Collected data:
Start of Block
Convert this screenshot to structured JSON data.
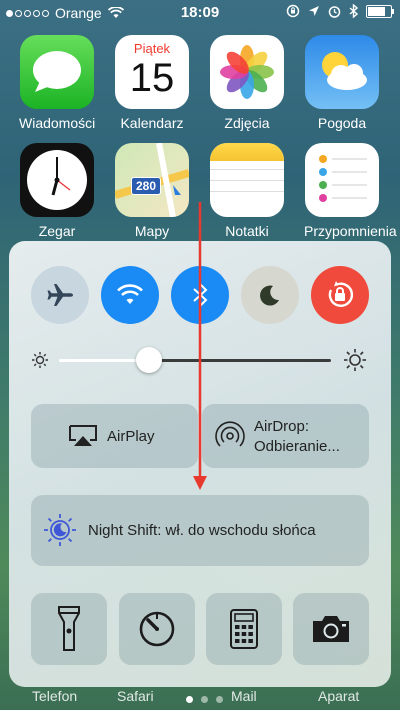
{
  "status_bar": {
    "carrier": "Orange",
    "time": "18:09"
  },
  "apps": [
    {
      "label": "Wiadomości",
      "icon": "messages-icon"
    },
    {
      "label": "Kalendarz",
      "icon": "calendar-icon",
      "day_name": "Piątek",
      "day_number": "15"
    },
    {
      "label": "Zdjęcia",
      "icon": "photos-icon"
    },
    {
      "label": "Pogoda",
      "icon": "weather-icon"
    },
    {
      "label": "Zegar",
      "icon": "clock-icon"
    },
    {
      "label": "Mapy",
      "icon": "maps-icon",
      "road_sign": "280"
    },
    {
      "label": "Notatki",
      "icon": "notes-icon"
    },
    {
      "label": "Przypomnienia",
      "icon": "reminders-icon"
    }
  ],
  "dock": [
    "Telefon",
    "Safari",
    "Mail",
    "Aparat"
  ],
  "control_center": {
    "toggles": [
      {
        "name": "airplane-mode",
        "color": "#c7d6df",
        "icon": "airplane-icon"
      },
      {
        "name": "wifi",
        "color": "#1a8bf5",
        "icon": "wifi-icon"
      },
      {
        "name": "bluetooth",
        "color": "#1a8bf5",
        "icon": "bluetooth-icon"
      },
      {
        "name": "do-not-disturb",
        "color": "#d6d7cf",
        "icon": "moon-icon"
      },
      {
        "name": "rotation-lock",
        "color": "#f04a3c",
        "icon": "rotation-lock-icon"
      }
    ],
    "brightness": 0.33,
    "airplay_label": "AirPlay",
    "airdrop_line1": "AirDrop:",
    "airdrop_line2": "Odbieranie...",
    "night_shift_label": "Night Shift: wł. do wschodu słońca",
    "tools": [
      "flashlight-icon",
      "timer-icon",
      "calculator-icon",
      "camera-icon"
    ]
  },
  "accent_red": "#e8392f"
}
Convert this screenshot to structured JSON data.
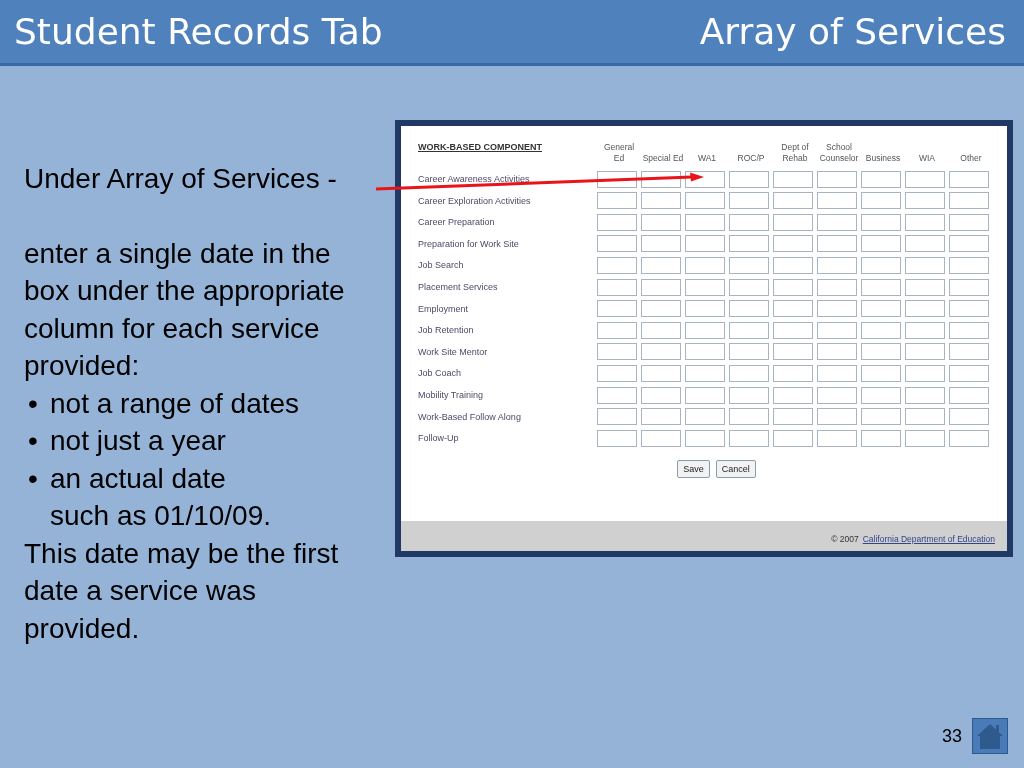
{
  "slide": {
    "title": "Student Records Tab",
    "section": "Array of Services",
    "page_number": "33"
  },
  "instructions": {
    "intro": "Under Array of Services -",
    "body": "enter a single date in the box under the appropriate column for each service provided:",
    "bullets": [
      {
        "marker": "•",
        "lines": [
          "not a range of dates"
        ]
      },
      {
        "marker": "•",
        "lines": [
          "not just a year"
        ]
      },
      {
        "marker": "•",
        "lines": [
          "an actual date",
          "such as 01/10/09."
        ]
      }
    ],
    "note": "This date may be the first date a service was provided."
  },
  "form": {
    "heading": "WORK-BASED COMPONENT",
    "columns": [
      [
        "General",
        "Ed"
      ],
      [
        "Special Ed"
      ],
      [
        "WA1"
      ],
      [
        "ROC/P"
      ],
      [
        "Dept of",
        "Rehab"
      ],
      [
        "School",
        "Counselor"
      ],
      [
        "Business"
      ],
      [
        "WIA"
      ],
      [
        "Other"
      ]
    ],
    "rows": [
      "Career Awareness Activities",
      "Career Exploration Activities",
      "Career Preparation",
      "Preparation for Work Site",
      "Job Search",
      "Placement Services",
      "Employment",
      "Job Retention",
      "Work Site Mentor",
      "Job Coach",
      "Mobility Training",
      "Work-Based Follow Along",
      "Follow-Up"
    ],
    "buttons": [
      "Save",
      "Cancel"
    ],
    "footer": {
      "copyright": "© 2007",
      "link": "California Department of Education"
    }
  }
}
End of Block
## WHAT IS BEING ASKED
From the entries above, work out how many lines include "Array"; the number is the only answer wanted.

## REPLY TO THE TASK
2